╭─ Data records

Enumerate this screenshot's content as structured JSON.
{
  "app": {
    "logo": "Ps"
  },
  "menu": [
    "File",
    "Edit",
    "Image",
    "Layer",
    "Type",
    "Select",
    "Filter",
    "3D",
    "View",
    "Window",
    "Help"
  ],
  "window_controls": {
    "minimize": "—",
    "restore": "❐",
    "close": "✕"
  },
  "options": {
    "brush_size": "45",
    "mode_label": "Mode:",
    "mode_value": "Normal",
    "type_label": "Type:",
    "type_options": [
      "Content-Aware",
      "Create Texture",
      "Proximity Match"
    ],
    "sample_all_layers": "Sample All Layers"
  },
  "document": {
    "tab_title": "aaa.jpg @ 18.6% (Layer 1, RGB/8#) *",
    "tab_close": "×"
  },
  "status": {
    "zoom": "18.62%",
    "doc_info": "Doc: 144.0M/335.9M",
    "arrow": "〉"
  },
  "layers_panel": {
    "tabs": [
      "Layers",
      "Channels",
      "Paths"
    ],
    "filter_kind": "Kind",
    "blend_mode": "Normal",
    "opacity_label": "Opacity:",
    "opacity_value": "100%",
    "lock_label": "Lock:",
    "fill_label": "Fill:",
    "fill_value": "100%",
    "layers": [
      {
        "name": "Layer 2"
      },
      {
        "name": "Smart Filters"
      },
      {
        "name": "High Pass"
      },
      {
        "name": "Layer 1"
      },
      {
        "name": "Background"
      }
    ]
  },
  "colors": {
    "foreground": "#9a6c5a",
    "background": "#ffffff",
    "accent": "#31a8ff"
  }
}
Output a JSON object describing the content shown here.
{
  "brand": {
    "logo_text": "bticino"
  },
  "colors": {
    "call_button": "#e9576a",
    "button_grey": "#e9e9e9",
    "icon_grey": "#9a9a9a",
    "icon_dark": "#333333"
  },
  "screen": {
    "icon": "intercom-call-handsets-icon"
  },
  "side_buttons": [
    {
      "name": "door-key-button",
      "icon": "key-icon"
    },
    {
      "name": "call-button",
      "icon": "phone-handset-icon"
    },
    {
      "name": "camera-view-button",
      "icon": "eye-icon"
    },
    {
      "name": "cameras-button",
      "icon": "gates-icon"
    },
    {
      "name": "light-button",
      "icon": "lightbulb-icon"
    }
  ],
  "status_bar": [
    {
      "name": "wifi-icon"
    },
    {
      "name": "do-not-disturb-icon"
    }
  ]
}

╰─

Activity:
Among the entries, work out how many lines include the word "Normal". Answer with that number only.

Your response:
2